Records from a data source:
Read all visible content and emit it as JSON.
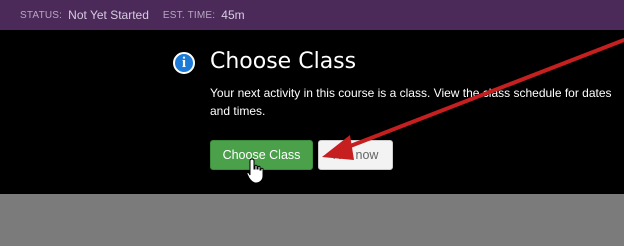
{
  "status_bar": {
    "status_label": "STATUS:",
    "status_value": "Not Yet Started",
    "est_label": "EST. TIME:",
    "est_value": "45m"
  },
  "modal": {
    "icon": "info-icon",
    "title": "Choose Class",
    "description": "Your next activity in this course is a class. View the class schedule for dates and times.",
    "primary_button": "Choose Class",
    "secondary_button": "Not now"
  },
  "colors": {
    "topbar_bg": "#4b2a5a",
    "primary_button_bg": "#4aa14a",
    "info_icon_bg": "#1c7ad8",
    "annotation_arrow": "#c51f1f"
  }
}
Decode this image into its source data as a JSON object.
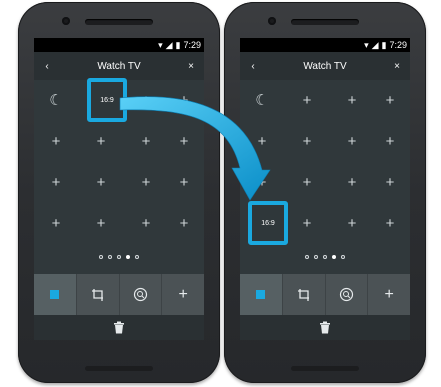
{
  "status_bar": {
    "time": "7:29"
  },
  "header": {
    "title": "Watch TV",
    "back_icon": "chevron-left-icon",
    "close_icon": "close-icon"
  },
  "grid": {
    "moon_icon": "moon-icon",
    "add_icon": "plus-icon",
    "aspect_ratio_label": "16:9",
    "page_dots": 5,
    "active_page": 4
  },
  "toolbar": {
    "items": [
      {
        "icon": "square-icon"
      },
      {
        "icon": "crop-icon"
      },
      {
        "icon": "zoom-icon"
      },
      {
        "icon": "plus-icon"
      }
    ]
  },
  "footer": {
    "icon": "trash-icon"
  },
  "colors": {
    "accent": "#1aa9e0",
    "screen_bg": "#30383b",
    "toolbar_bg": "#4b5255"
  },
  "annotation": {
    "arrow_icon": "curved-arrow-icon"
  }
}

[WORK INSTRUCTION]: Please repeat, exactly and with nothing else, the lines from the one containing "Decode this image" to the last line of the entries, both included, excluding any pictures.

[OUTPUT BELOW]:
Decode this image into its source data as a JSON object.
{
  "status_bar": {
    "time": "7:29"
  },
  "header": {
    "title": "Watch TV",
    "back_icon": "chevron-left-icon",
    "close_icon": "close-icon"
  },
  "grid": {
    "moon_icon": "moon-icon",
    "add_icon": "plus-icon",
    "aspect_ratio_label": "16:9",
    "page_dots": 5,
    "active_page": 4
  },
  "toolbar": {
    "items": [
      {
        "icon": "square-icon"
      },
      {
        "icon": "crop-icon"
      },
      {
        "icon": "zoom-icon"
      },
      {
        "icon": "plus-icon"
      }
    ]
  },
  "footer": {
    "icon": "trash-icon"
  },
  "colors": {
    "accent": "#1aa9e0",
    "screen_bg": "#30383b",
    "toolbar_bg": "#4b5255"
  },
  "annotation": {
    "arrow_icon": "curved-arrow-icon"
  }
}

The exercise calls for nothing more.